* Task brief
Report the number of lines in the material below that contain "Strategy", without any other words.

──────────

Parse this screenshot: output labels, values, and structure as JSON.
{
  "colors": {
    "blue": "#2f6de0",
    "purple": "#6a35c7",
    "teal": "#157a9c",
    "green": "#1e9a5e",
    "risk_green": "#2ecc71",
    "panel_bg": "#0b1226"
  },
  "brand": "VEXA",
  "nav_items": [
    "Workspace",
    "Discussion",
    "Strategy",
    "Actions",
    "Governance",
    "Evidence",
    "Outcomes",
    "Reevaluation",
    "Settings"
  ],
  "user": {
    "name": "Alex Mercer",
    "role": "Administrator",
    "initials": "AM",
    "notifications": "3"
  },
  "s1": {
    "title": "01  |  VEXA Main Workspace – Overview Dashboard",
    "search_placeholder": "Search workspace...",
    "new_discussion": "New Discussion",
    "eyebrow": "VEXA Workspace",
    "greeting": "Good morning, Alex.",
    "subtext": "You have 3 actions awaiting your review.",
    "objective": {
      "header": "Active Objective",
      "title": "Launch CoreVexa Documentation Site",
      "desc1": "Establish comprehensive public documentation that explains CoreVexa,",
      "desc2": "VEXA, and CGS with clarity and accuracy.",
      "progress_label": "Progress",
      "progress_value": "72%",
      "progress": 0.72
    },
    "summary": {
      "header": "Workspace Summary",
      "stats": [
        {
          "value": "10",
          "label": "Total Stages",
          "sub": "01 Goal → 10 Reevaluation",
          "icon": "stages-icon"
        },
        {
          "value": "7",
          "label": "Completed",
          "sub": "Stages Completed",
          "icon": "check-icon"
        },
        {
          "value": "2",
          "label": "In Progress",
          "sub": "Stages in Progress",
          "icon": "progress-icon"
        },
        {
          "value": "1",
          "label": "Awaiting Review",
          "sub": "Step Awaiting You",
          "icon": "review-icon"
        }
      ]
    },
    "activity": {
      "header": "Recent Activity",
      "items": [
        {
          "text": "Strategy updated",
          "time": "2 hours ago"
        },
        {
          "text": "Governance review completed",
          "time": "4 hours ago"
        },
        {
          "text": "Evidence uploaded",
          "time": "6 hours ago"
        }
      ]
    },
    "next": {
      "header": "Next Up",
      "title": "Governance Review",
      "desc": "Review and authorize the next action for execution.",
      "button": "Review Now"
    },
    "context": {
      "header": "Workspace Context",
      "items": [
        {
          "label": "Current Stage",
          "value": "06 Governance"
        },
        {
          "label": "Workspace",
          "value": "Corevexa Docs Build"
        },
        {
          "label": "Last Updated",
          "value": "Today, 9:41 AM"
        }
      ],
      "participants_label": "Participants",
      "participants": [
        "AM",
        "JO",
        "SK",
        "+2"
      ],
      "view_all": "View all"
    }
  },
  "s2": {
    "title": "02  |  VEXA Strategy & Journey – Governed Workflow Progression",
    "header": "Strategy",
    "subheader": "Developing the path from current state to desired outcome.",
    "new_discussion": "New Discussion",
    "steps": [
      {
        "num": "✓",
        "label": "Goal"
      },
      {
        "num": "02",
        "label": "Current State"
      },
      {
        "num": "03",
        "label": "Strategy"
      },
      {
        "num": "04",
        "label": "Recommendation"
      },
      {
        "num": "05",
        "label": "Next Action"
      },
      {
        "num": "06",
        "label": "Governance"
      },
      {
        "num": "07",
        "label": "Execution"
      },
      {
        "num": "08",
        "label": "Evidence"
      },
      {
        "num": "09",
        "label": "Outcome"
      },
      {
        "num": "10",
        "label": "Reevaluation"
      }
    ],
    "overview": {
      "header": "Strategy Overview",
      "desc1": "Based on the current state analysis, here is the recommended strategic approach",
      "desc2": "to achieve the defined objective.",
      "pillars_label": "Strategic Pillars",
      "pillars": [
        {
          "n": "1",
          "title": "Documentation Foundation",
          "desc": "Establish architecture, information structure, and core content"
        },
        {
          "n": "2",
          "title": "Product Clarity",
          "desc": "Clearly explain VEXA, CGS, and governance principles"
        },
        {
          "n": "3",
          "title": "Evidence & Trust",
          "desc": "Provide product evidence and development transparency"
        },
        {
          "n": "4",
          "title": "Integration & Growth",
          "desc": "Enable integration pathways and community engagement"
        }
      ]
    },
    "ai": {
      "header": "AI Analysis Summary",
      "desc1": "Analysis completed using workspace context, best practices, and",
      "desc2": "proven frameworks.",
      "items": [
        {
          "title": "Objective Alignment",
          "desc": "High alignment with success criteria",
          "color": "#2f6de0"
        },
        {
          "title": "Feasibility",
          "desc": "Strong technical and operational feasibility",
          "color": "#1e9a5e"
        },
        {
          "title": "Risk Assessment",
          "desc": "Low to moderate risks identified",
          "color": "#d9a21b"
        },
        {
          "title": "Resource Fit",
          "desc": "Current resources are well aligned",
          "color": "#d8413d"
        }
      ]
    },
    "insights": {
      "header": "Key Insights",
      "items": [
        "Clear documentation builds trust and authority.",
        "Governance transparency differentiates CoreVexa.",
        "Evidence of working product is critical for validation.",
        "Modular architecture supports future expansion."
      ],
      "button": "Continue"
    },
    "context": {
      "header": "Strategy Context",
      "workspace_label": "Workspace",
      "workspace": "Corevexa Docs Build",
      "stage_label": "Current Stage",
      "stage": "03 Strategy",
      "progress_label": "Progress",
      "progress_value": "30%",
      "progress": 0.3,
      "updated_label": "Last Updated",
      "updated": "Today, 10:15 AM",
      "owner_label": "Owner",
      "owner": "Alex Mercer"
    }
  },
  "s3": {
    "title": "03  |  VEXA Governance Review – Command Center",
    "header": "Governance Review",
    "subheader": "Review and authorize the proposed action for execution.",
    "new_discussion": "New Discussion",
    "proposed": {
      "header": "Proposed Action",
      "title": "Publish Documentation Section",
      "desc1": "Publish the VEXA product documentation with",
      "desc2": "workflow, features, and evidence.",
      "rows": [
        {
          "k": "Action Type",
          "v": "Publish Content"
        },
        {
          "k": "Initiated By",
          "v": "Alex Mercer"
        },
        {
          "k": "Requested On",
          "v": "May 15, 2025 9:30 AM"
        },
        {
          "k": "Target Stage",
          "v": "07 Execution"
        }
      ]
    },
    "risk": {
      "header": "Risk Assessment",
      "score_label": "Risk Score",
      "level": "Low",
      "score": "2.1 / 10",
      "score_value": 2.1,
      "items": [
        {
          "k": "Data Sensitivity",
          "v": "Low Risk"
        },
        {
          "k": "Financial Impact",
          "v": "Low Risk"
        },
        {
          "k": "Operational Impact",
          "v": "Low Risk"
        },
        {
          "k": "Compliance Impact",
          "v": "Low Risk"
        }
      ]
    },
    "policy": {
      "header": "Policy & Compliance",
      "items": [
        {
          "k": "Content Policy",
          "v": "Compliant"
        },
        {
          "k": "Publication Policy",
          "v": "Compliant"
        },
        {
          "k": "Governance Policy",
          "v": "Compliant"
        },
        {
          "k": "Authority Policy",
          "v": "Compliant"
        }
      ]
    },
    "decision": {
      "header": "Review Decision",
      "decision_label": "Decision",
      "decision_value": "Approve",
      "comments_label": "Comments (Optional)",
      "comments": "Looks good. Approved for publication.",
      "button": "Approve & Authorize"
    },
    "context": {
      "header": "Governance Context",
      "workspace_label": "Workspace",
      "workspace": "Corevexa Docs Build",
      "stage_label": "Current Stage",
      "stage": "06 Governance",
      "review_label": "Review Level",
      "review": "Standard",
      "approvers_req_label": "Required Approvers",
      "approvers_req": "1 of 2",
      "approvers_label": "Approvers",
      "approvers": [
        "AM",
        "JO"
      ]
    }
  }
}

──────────

* Result of this exercise
8